Then they took a moment to carefully examine the device. "I thought at first it was a hoax and Reid was just a bumbler," says Thompson, who speaks quietly with a distinctive Boston accent. In fact, it contained a deadly co mbination of chemicals. The main charge was PETN, a powerful plastic explosive. The detonator was TATP, which was used in the London bombings last July. "But when Eddie and I saw the fuse," he continues, his eyes registering the same shock he felt at the time, "the length of it and how it was placed precisely for maximum effectiveness, and cut with surgical precision, I knew we had something," says Thompson with characteristic understatement.
In a test performed afterward, detonation of a similar bomb on an aircraft blew a 2 foot by 2 foot hole in the fuselage—a potentially catastrophic event aboard a plane in flight. "That device was so ingeniously and intricately made that when we told government officials about it, they considered grounding the U.S. fleet again," says Thompson. In the end, the authorities immediately imposed shoe screening for passengers, which remains in effect.

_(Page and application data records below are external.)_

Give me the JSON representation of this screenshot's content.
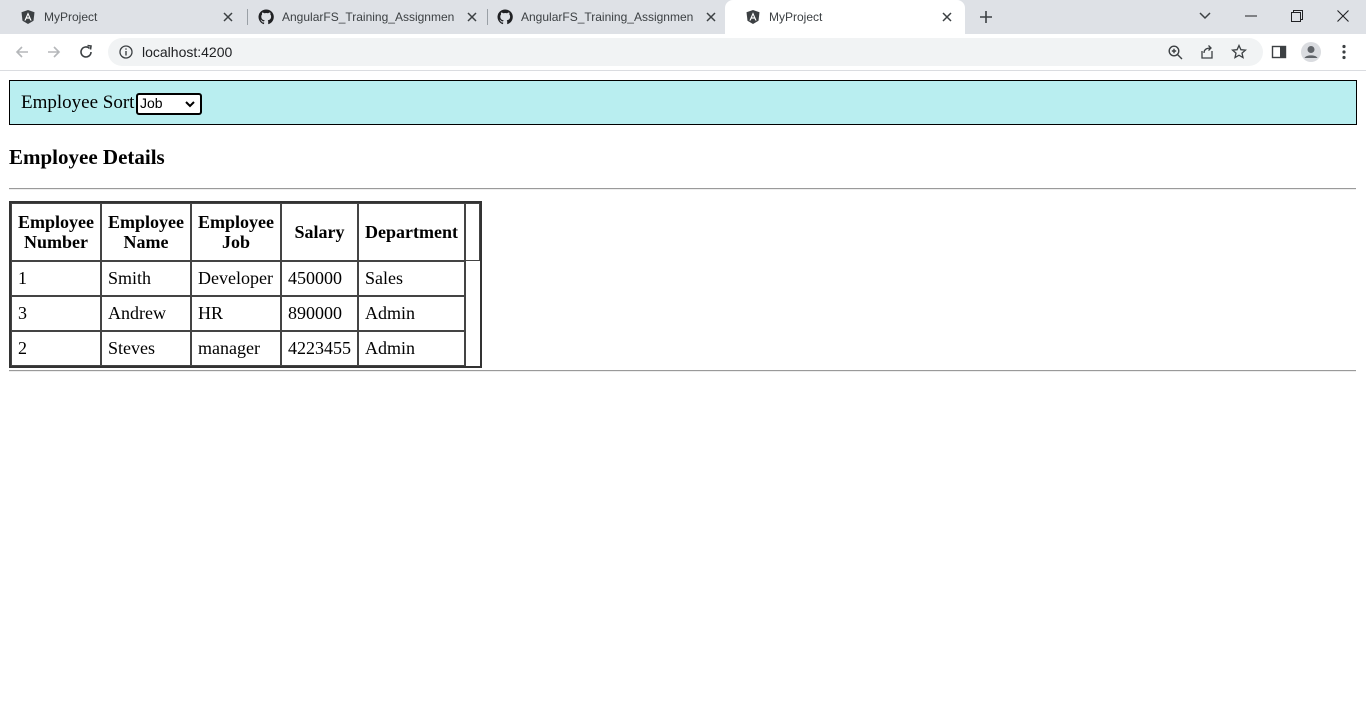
{
  "browser": {
    "tabs": [
      {
        "title": "MyProject",
        "icon": "angular-icon",
        "active": false
      },
      {
        "title": "AngularFS_Training_Assignments",
        "icon": "github-icon",
        "active": false
      },
      {
        "title": "AngularFS_Training_Assignments",
        "icon": "github-icon",
        "active": false
      },
      {
        "title": "MyProject",
        "icon": "angular-icon",
        "active": true
      }
    ],
    "url": "localhost:4200"
  },
  "sort": {
    "label": "Employee Sort:",
    "selected": "Job"
  },
  "heading": "Employee Details",
  "table": {
    "headers": [
      [
        "Employee",
        "Number"
      ],
      [
        "Employee",
        "Name"
      ],
      [
        "Employee",
        "Job"
      ],
      [
        "Salary"
      ],
      [
        "Department"
      ]
    ],
    "rows": [
      [
        "1",
        "Smith",
        "Developer",
        "450000",
        "Sales"
      ],
      [
        "3",
        "Andrew",
        "HR",
        "890000",
        "Admin"
      ],
      [
        "2",
        "Steves",
        "manager",
        "4223455",
        "Admin"
      ]
    ]
  },
  "colors": {
    "sort_bar_bg": "#b9eef0",
    "tabstrip_bg": "#dee1e6"
  }
}
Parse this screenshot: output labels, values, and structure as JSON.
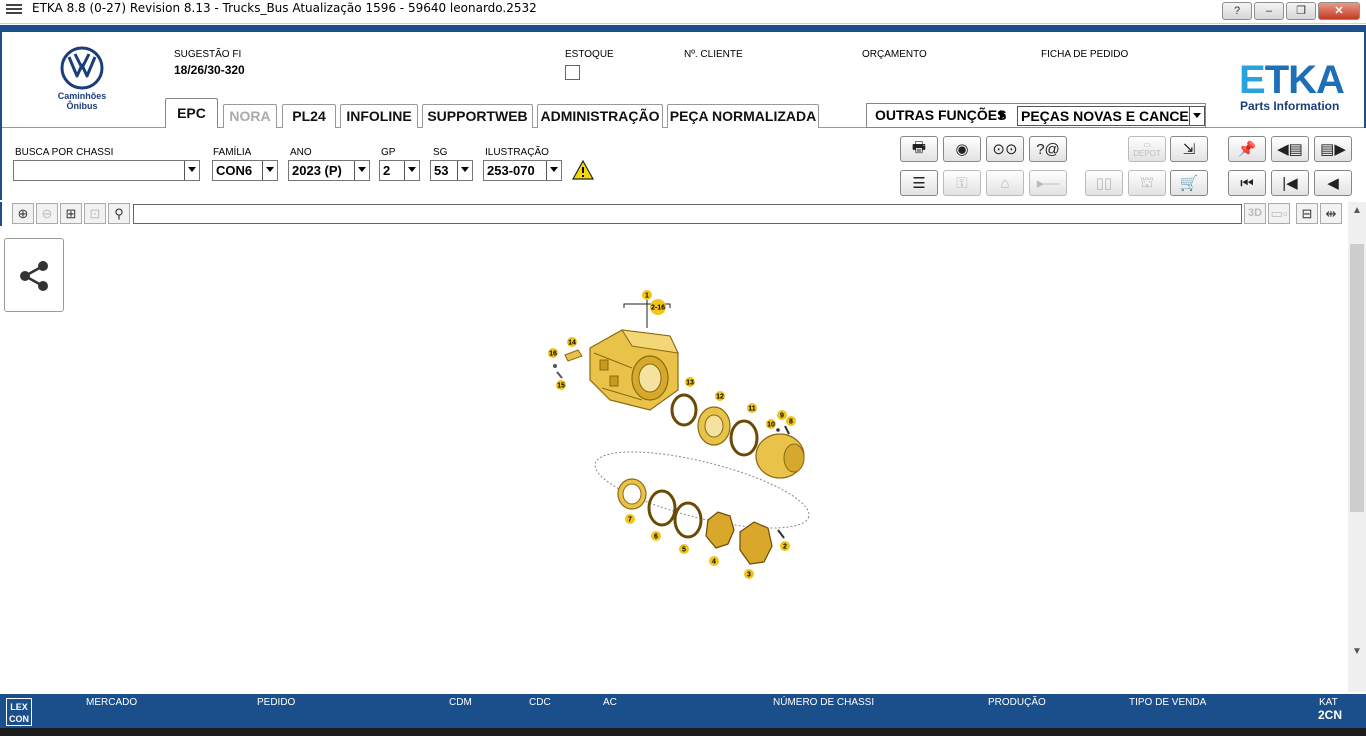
{
  "window": {
    "title": "ETKA 8.8 (0-27) Revision 8.13 - Trucks_Bus Atualização 1596 - 59640 leonardo.2532",
    "buttons": [
      "?",
      "–",
      "❐",
      "✕"
    ]
  },
  "brand": {
    "vw_text_line1": "Caminhões",
    "vw_text_line2": "Ônibus",
    "etka_logo_e": "E",
    "etka_logo_rest": "TKA",
    "etka_sub": "Parts Information"
  },
  "header": {
    "sugestao_label": "SUGESTÃO FI",
    "sugestao_value": "18/26/30-320",
    "estoque_label": "ESTOQUE",
    "cliente_label": "Nº. CLIENTE",
    "orcamento_label": "ORÇAMENTO",
    "ficha_label": "FICHA DE PEDIDO"
  },
  "tabs": [
    {
      "label": "EPC",
      "state": "active"
    },
    {
      "label": "NORA",
      "state": "disabled"
    },
    {
      "label": "PL24",
      "state": "normal"
    },
    {
      "label": "INFOLINE",
      "state": "normal"
    },
    {
      "label": "SUPPORTWEB",
      "state": "normal"
    },
    {
      "label": "ADMINISTRAÇÃO",
      "state": "normal"
    },
    {
      "label": "PEÇA NORMALIZADA",
      "state": "normal"
    }
  ],
  "outras": {
    "label": "OUTRAS FUNÇÕES",
    "selected": "PEÇAS NOVAS E CANCEL."
  },
  "selectors": {
    "chassi_label": "BUSCA POR CHASSI",
    "chassi_value": "",
    "familia_label": "FAMÍLIA",
    "familia_value": "CON6",
    "ano_label": "ANO",
    "ano_value": "2023 (P)",
    "gp_label": "GP",
    "gp_value": "2",
    "sg_label": "SG",
    "sg_value": "53",
    "ilustracao_label": "ILUSTRAÇÃO",
    "ilustracao_value": "253-070"
  },
  "toolbar": {
    "depot_label": "DEPOT",
    "view_3d": "3D"
  },
  "diagram": {
    "callouts": [
      "1",
      "2-16",
      "14",
      "16",
      "15",
      "13",
      "12",
      "11",
      "9",
      "8",
      "10",
      "7",
      "6",
      "5",
      "4",
      "3",
      "2"
    ]
  },
  "status": {
    "lexcon_line1": "LEX",
    "lexcon_line2": "CON",
    "mercado": "MERCADO",
    "pedido": "PEDIDO",
    "cdm": "CDM",
    "cdc": "CDC",
    "ac": "AC",
    "numero_chassi": "NÚMERO DE CHASSI",
    "producao": "PRODUÇÃO",
    "tipo_venda": "TIPO DE VENDA",
    "kat_label": "KAT",
    "kat_value": "2CN"
  },
  "colors": {
    "brand_blue": "#1b4f8c",
    "part_gold": "#e9c24a",
    "callout_yellow": "#f0c419"
  }
}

What concerns Thompson now isn’t shoes but sundries—and is why he fully understands this week’s prohibition in carry ons, which may be temporary but which experts say should be made permanent. Explosives can be hidden in anything from a toy to a bottle of cologne. Virtually anything ordinarily made of plastic could be shaped from powerful plastic explosive.
Thompson, who carefully tracks new tactics of bombers through classified briefings and informal contacts with a worldwide network of bomb technicians, knows his opponents are sophisticated. It’s the build-on-board scenario that Thompson says it the key danger, since a pre-assembled bomb stowed in a checked suitcase is more easily identified by authorities than are bomb components brought onboard separately to be assembled in flight. When Thompson is asked, in an ideal world, what he would allow passengers to carry on board, his answer is certain and serious: "Nothing." After this week, U.S. security agencies may be thinking the same thing.